The Scandinavian countries of Finland and Denmark have received criticism for their handling of Ukrainian arrivals. Finland received 3,300 asylum applications from Ukrainians by 12 March and has offered study places for 2,000. Yet, the Nordic state has been criticised by African and Middle Eastern asylum seekers for favouring Ukrainians over other groups in the asylum system. 2,300 asylum seekers in Finland are awaiting decisions with an average processing time of 10 months. On 10 March Denmark prevented the entry of 50 third country nationals arriving from Ukraine. Media have criticised the government’s double standard of welcoming Ukrainian nationals while actively working to return Syrians.
For further information:
- ECRE, Ukrainian Borders: More Than Two Million Arrivals to Neighbouring States, Strong Community Response in Poland, Hungary Introduces Tougher Controls, Moldova Under Pressure, March 2022
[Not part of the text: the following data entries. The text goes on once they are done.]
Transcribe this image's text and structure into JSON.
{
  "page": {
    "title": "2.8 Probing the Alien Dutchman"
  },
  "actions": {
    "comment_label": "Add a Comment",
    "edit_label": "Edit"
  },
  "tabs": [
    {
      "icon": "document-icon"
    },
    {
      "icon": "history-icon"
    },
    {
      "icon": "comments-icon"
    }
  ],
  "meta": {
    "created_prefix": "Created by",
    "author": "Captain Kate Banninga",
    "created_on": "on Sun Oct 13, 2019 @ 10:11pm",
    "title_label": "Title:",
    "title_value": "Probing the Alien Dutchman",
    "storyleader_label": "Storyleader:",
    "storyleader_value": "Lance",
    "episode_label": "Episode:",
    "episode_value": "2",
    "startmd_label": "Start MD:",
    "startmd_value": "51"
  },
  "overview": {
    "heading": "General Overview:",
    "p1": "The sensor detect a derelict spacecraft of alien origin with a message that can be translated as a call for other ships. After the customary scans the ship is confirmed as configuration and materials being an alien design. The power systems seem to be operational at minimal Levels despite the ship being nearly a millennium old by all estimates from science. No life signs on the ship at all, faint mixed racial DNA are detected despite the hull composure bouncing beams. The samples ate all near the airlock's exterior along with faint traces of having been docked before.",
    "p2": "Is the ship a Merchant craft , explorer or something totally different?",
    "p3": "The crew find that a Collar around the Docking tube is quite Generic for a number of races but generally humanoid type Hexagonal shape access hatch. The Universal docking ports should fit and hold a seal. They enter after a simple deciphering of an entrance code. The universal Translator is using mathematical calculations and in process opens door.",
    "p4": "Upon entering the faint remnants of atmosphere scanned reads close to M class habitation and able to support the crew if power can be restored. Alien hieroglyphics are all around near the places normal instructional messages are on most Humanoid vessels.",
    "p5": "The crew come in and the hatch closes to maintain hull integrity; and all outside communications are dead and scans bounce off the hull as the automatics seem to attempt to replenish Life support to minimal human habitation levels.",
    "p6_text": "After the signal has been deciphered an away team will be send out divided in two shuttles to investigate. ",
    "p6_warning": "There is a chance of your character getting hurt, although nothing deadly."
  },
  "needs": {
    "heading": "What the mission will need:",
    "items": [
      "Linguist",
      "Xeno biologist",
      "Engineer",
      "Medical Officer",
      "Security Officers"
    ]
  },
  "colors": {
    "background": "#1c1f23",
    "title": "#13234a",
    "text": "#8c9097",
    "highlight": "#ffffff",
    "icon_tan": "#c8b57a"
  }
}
- ECRE, EU Ukraine Response: EU Steps Up With Temporary Protection, Border Management Guidelines, Humanitarian Aid, and Support to Member States, March 2022